» Prompt
The records that follow must be repeated exactly as they stand.

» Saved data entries
● ● ● ● ●
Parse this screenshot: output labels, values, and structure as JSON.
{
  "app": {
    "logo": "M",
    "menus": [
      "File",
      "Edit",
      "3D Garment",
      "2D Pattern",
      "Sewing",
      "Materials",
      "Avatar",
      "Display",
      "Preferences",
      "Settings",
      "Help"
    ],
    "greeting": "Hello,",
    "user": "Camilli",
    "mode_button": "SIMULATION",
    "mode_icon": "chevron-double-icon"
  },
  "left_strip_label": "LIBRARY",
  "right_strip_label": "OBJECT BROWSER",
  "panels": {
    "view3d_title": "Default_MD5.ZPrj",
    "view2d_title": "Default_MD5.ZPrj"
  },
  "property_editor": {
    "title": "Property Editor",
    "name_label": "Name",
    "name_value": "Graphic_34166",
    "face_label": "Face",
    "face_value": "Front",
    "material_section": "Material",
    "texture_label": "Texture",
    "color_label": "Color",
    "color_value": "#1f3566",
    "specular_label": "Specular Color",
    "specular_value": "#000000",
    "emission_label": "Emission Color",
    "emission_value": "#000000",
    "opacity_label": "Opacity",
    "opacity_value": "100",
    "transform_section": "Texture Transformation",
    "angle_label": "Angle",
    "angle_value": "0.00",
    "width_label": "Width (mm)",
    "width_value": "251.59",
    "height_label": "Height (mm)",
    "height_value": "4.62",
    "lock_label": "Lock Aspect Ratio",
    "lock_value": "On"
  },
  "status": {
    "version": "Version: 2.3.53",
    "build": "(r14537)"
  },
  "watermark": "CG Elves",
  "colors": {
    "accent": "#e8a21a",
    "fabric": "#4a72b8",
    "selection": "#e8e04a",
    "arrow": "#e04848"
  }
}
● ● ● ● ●
» Response box
Parse this screenshot: output labels, values, and structure as JSON.
{
  "app": {
    "logo": "M",
    "menus": [
      "File",
      "Edit",
      "3D Garment",
      "2D Pattern",
      "Sewing",
      "Materials",
      "Avatar",
      "Display",
      "Preferences",
      "Settings",
      "Help"
    ],
    "greeting": "Hello,",
    "user": "Camilli",
    "mode_button": "SIMULATION",
    "mode_icon": "chevron-double-icon"
  },
  "left_strip_label": "LIBRARY",
  "right_strip_label": "OBJECT BROWSER",
  "panels": {
    "view3d_title": "Default_MD5.ZPrj",
    "view2d_title": "Default_MD5.ZPrj"
  },
  "property_editor": {
    "title": "Property Editor",
    "name_label": "Name",
    "name_value": "Graphic_34166",
    "face_label": "Face",
    "face_value": "Front",
    "material_section": "Material",
    "texture_label": "Texture",
    "color_label": "Color",
    "color_value": "#1f3566",
    "specular_label": "Specular Color",
    "specular_value": "#000000",
    "emission_label": "Emission Color",
    "emission_value": "#000000",
    "opacity_label": "Opacity",
    "opacity_value": "100",
    "transform_section": "Texture Transformation",
    "angle_label": "Angle",
    "angle_value": "0.00",
    "width_label": "Width (mm)",
    "width_value": "251.59",
    "height_label": "Height (mm)",
    "height_value": "4.62",
    "lock_label": "Lock Aspect Ratio",
    "lock_value": "On"
  },
  "status": {
    "version": "Version: 2.3.53",
    "build": "(r14537)"
  },
  "watermark": "CG Elves",
  "colors": {
    "accent": "#e8a21a",
    "fabric": "#4a72b8",
    "selection": "#e8e04a",
    "arrow": "#e04848"
  }
}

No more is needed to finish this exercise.